Monday, April 15, 2013
In the end I really couldn't get over excited by the debate over whether 50,000 people who had decided that downloading a song that lasts less than two minutes sung by the strangest group of people never to have appeared in a David Lynch film was (a) freedom of speech (b) an insult to the dead or (c) plain bizarre. To put it in some sort of personal context I received my first 'Maggie Dead' joke by text last Wednesday afternoon from possibly the second biggest fan of Mrs Thatcher, after my paternal Grandmother and slightly ahead of Span, somebody who even dresses like the former PM - oh yes!

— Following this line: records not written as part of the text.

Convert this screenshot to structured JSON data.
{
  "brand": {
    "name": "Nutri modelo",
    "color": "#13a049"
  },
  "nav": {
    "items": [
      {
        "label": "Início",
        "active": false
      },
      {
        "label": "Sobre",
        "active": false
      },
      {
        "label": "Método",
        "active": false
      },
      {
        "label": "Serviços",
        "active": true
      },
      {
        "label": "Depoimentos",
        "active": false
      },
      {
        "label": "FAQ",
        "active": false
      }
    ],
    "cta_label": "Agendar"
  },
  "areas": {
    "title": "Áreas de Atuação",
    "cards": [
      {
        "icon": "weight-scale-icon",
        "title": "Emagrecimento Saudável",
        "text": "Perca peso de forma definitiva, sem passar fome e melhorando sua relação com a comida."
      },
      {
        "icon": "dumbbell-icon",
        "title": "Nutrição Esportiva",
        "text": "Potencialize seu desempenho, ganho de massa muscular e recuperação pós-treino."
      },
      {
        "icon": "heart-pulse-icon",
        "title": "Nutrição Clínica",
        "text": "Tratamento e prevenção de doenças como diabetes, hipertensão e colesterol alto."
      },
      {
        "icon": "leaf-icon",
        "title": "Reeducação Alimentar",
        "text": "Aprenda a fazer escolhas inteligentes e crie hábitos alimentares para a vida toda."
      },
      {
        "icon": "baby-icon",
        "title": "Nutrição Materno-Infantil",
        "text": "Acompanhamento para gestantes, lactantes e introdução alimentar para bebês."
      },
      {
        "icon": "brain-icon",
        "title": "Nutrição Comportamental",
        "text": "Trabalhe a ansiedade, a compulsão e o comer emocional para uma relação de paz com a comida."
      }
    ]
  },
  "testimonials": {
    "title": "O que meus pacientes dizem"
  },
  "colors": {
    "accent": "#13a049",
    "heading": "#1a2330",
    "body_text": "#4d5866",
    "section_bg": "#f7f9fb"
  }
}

I was more concerned, or perhaps concerned isn't the right word, pissed off that part of my childhood memories had been hijacked for the purpose making a political comment. At least the BBC, to give them some credit in this mess, did allow the full version of 'I'm In Love With Margaret Thatcher' to be played on the chart show - and whilst I'm not generally in the business of personal insults I think that anything that gets the former M.P for Corby overheated must be a good thing.
Away from the little people, the flying monkeys and the bald guy behind the green curtain there was some serious questions over censorship to be asked and in one of the those strange moments of synchronicity Radio Four happened to broadcast (four hours before Mrs Thatcher's death was announced) the first of two parts investigating news broadcasting in the U.K. The most alarming statement in the programme I listened to was the admission by the head of ITN that stories which are 'off the record' no matter how important they are won't get broadcast if the person responsible for 'the leak' refuses to acknowledge the story. It's straight out of Yes Minister of course, the denial of rumour, or even House of Cards and the 'I couldn't possibly comment' line uttered by Francis Urquhart in House of Cards.
There's obviously concern out there about political bias among our media, I notice on some sites that Sky are now being criticised for adopting a similar approach to the BBC when it comes to interviewing members of the current cabinet, but Government censorship before the story gets 'out there' is something all together more sinister, particularly as we don't seem to be talking about matters of national security here.I suppose the one consolation is that given the 24/7 media driven world we seem to be living in anything that is worth knowing or indeed noting will surface somewhere, either on sites like Guido's or through some other, less obvious methods.
Posted by Paul at 2:05 PM